Jun 5 – 10, 2016
Padova, Italy
Europe/Rome timezone

ATLAS Level-1 Topological Trigger Performance

Jun 10, 2016, 9:30 AM
20m
Centro Congressi (Padova)

Centro Congressi

Padova

Oral presentation Trigger Systems Trigger 2

Speaker

Marek Palka (Jagiellonian University (PL))

Description

The LHC will collide protons in the ATLAS detector with increasing luminosity through 2016, placing stringent operational and physical requirements to the ATLAS trigger system in order to reduce the 40 MHz collision rate to a manageable event storage rate of 1 kHz, while not rejecting interesting physics events.

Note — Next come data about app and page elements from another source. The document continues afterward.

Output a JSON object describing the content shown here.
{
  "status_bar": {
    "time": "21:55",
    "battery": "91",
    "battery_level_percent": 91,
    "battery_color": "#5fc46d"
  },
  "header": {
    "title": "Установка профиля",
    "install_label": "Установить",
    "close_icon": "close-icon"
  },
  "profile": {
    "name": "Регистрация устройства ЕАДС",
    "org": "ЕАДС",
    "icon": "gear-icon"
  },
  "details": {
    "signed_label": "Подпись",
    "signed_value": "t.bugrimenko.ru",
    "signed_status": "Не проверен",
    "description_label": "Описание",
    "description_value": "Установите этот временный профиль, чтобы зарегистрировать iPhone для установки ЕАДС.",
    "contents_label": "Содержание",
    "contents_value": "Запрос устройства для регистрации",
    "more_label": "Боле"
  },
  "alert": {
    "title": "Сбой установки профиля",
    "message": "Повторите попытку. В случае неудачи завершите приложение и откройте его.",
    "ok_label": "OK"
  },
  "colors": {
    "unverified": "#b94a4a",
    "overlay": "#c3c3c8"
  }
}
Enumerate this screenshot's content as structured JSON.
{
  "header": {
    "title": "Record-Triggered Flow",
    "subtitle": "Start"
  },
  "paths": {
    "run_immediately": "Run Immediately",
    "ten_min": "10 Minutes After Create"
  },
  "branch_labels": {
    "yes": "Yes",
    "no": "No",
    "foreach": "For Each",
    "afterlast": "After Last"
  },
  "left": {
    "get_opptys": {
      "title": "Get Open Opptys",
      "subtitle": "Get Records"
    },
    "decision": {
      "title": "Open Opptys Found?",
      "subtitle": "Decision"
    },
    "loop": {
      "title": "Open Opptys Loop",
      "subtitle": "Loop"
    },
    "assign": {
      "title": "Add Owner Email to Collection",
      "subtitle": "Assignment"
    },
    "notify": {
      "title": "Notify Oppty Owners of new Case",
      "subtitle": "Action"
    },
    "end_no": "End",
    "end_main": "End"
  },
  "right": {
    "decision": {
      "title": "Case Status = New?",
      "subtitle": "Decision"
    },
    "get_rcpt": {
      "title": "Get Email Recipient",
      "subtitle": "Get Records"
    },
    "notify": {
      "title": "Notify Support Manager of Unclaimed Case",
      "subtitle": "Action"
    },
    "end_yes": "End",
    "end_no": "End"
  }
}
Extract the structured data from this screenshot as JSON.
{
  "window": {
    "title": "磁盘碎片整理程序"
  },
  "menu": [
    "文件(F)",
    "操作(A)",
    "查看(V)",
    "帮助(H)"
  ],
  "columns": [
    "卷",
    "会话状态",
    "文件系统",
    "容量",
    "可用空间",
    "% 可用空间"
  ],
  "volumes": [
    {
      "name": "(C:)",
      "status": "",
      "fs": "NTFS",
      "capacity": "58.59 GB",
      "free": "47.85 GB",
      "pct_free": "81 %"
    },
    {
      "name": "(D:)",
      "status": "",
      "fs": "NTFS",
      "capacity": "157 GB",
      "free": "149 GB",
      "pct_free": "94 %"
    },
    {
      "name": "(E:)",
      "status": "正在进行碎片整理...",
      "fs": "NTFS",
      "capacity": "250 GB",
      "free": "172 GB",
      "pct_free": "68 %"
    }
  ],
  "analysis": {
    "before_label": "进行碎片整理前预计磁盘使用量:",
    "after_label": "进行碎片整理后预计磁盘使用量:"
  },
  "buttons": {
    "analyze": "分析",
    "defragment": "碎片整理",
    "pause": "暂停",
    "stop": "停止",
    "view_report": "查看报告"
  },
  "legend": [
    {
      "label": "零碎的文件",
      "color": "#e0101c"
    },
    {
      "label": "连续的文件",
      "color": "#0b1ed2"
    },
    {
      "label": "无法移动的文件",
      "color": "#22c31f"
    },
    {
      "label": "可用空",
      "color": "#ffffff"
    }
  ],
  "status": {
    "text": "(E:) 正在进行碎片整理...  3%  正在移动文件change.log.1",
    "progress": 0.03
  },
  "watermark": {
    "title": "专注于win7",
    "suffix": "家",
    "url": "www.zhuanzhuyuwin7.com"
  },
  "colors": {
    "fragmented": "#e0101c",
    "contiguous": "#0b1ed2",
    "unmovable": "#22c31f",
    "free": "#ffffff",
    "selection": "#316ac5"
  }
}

The Level-1 trigger is the first rate-reducing step in the ATLAS trigger system with an output rate of 100 kHz and decision latency smaller than 2.5 μs. It consists of a calorimeter trigger, muon trigger and a central trigger processor. During the LHC shutdown after the Run 1 finished in 2013, the Level-1 trigger system was upgraded including hardware, firmware and software updates. In particular, new electronics modules were introduced in the real-time data processing path: the Topological Processor System (L1Topo). It consists of a single AdvancedCTA shelf equipped with two Level-1 topological processor blades. They receive real-time information from the Level-1 calorimeter and muon triggers, which is processed by four individual state-of-the-art FPGAs. It needs to deal with a large input bandwidth of up to 6 Tb/s, optical connectivity and low processing latency on the real-time data path. The L1Topo firmware includes measurements of angles between jets and/or leptons and of many other kinematic variables based on lists of selected or sorted trigger objects that need to be done within 200 ns. Over one hundred VHDL algorithms are producing trigger outputs and are incorporated into the logic of the central trigger processor, responsible of generating the Level-1 acceptance signal. The addition of the new selections in Level-1 will improve the ATLAS physics reach in a harsher collision environment. The system has been installed and commissioning started during 2015 and will be continued during 2016. As part of the firmware commissioning, the physics output from individual algorithms needs to be simulated and compared with the hardware response. An overview of the commissioning process and the early impact on physics results with the new L1Topo system will be illustrated.

Primary author

Marek Palka (Jagiellonian University (PL))

Co-author

Jose Guillermo Panduro Vazquez (Royal Holloway, University of London)

Presentation materials